But in this hilly town of 76,000 in northeastern Pennsylvania, residents have a different view of Chapter 9: They want the city to declare bankruptcy. And soon.
“The silent majority would like to see bankruptcy,” said Bob “Ozzie” Quinn, president of the Scranton and Lackawanna County Taxpayers Assn. “Basically, it’s down to a point where people cannot afford to pay the taxes and are moving out of town.”
The City Council, which in 2012 passed a 5% amusement tax on live entertainment, is now discussing a 10% drink tax. The city’s parking authority is in receivership, and it recently privatized its parking meters: The company in charge upped rates and extended meter hours to 6 p.m., which bar owner Mert Gavin says has motivated workers to skip happy hour and head home to the suburbs straight after work.
“I am one of the last two bars that’s still downtown. Tink’s is gone. Whistle’s is gone, Banshee’s is gone, Molly Brannigan’s is gone,” said Gavin, who runs Mert’s. “Do they expect I’m going to bail the city of Scranton out myself?
The taxes are especially egregious to some because so many of the city’s residents are elderly and living on fixed incomes. The median household income in Scranton is $37,000, and nearly one-fifth of residents live below the poverty line.
The city’s financial problems were accelerated by a 2011 Pennsylvania Supreme Court decision that found that the city owed its police and firefighters unions back pay — about $21 million. The settlement money became due in 2013, but the city bickered over how to come up with the funds for so long that Moody’s warned in November that Scranton faced the threat of default.
“It’s been nonstop.
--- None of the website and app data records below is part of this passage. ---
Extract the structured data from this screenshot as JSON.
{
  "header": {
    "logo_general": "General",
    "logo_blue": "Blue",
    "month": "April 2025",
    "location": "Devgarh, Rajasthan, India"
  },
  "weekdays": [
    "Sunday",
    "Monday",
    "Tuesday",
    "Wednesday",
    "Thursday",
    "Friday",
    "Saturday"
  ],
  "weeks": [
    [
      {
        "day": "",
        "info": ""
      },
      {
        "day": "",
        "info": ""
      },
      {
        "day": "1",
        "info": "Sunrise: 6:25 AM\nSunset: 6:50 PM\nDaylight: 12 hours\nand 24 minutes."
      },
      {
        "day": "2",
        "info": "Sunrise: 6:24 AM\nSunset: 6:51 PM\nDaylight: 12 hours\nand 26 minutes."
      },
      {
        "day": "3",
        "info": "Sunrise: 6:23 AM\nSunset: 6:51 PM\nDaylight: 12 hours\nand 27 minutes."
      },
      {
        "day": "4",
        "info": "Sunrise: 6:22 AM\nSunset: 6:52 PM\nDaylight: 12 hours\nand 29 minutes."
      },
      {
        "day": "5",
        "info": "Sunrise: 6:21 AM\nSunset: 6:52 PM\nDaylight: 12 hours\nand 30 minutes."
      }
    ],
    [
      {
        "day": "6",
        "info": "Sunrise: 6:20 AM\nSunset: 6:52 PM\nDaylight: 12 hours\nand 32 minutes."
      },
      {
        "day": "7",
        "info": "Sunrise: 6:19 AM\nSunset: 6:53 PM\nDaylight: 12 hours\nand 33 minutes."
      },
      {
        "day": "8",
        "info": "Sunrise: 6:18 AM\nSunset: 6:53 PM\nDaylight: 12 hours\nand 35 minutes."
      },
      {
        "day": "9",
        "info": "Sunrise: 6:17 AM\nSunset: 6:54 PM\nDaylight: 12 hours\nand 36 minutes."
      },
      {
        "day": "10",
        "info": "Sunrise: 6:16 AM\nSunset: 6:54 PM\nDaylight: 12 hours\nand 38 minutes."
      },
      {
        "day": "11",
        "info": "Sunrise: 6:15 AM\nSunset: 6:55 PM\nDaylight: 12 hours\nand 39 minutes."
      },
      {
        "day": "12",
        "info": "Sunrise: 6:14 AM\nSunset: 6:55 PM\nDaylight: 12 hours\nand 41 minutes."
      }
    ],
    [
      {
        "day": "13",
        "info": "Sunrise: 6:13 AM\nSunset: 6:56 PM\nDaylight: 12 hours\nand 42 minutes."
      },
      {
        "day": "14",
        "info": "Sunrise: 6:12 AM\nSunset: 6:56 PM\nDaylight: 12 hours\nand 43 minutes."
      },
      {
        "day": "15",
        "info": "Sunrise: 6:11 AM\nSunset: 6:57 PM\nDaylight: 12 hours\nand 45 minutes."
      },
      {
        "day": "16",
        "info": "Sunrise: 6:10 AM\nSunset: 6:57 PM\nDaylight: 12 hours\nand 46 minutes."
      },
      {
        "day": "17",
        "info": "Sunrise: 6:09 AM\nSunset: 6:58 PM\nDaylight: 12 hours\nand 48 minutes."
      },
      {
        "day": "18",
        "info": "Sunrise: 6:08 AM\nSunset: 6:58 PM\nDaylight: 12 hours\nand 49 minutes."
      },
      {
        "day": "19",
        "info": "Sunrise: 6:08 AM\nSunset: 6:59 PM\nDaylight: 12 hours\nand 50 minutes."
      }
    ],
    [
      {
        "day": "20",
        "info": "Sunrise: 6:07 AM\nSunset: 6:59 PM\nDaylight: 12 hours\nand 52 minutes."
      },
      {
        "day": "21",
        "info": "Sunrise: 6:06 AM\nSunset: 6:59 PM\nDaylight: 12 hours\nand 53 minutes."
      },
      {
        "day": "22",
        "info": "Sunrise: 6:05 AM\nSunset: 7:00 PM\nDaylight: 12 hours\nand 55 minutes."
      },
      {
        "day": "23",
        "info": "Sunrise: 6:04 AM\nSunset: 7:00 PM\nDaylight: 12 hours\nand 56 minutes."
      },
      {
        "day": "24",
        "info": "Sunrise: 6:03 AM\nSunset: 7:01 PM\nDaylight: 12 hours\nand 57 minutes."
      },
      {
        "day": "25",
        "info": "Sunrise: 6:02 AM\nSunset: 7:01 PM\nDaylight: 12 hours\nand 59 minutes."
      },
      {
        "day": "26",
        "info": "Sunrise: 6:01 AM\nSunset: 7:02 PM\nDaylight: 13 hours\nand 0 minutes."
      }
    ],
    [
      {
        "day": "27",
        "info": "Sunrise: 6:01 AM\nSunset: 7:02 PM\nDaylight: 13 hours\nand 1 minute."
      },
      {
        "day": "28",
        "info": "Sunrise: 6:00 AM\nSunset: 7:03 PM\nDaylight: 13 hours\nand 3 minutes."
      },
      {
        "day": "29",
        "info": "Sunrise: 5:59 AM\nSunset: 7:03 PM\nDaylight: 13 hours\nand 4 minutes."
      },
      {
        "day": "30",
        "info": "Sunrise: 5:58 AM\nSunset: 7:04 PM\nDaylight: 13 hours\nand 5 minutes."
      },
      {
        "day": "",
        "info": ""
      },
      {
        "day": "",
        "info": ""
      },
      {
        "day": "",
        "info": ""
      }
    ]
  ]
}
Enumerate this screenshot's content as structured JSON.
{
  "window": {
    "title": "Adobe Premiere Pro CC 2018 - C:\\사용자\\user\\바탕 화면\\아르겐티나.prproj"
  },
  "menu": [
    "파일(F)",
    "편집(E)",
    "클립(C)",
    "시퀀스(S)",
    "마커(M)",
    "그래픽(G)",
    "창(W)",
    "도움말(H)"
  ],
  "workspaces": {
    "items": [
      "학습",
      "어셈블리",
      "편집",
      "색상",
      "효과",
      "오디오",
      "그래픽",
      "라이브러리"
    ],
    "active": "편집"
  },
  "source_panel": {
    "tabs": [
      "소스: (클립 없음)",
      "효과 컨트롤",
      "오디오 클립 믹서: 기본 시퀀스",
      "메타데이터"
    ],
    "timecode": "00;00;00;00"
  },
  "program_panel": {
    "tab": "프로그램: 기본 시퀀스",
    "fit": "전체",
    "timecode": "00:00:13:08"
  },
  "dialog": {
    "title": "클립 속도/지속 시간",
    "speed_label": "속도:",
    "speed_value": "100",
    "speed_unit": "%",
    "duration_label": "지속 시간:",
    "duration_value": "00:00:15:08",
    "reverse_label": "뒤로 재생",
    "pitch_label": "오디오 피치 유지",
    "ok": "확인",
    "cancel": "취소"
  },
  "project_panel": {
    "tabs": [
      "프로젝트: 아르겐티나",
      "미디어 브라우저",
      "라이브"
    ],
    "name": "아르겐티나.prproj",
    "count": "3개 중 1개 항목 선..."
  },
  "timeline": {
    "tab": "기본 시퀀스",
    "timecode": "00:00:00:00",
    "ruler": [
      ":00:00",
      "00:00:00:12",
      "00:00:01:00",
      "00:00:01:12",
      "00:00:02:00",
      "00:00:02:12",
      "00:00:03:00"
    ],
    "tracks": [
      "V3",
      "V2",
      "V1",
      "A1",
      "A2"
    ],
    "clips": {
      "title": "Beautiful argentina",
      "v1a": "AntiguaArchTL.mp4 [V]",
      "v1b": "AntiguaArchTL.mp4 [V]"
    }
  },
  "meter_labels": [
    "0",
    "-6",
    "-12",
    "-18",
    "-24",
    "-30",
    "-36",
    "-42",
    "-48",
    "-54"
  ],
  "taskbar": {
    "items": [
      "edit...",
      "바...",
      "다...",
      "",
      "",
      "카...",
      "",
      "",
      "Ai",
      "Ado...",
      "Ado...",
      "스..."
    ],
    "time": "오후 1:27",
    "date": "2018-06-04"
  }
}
They raised the water fees, the electric, the gas,” said Richard Laytos, a Scranton native who moved back to the city to retire in 1997 after 44 years in New Jersey.
Gary Lewis, who once ran a blog, scrantonisbroke, that urged city leaders to consider bankruptcy, took a drastic step when they failed to do so: He moved out of the city where he’d spent his whole life.
“I did the math — realized how much it was costing me to live in the city,” said Lewis, who now lives in Indiana, where he says he makes $2,500 more a year because of lower taxes. “That’s the story of my generation. There’s a lot of kids like me, who grew up, went to college at Scranton, but they turn 22 and move out of the city, and they don’t move back because it’s not a financially attractive proposition.”
“Bankruptcy won’t solve the city’s financial woes, said John Judge, president of the local firefighters union. “It’s a horrible idea — you take local control out of the hands of policymakers, and put it in some judge’s hand,” he said.
Neither the city’s new mayor nor his predecessor, Chris Doherty, returned calls for comment, but former City Council President Janet Evans said she and Doherty had been determined to avoid bankruptcy.
“We are in a different situation than Detroit,” she said. “We were willing and able to do everything within the scope of our authority to continue the recovery of the city of Scranton until it sits once again on sound financial ground.”
Officials in city hall are either complete financial-morons, beholden to the unions, or beholden to their own pension plans that would take a hit if the city declared bankruptcy.
I suspect a combination.
Different Than Detroit
“We are in a different situation than Detroit,” says former City Council President Janet Evans.
Detroit is better off.
In bankruptcy, Detroit has a chance to dump union contracts and onerous pension promises. Detroit may have hit bottom.
The union controlled politicians in Scranton are going to extract every ounce of blood they can from taxpayers, then eventually declare bankruptcy anyway.
About the Author: Mike Shedlock is the editor of the top-rated global economics blog Mish’s Global Economic Trend Analysis, offering insightful commentary every day of the week. He is also a contributing “professor” on Minyanville, a community site focused on economic and financial education.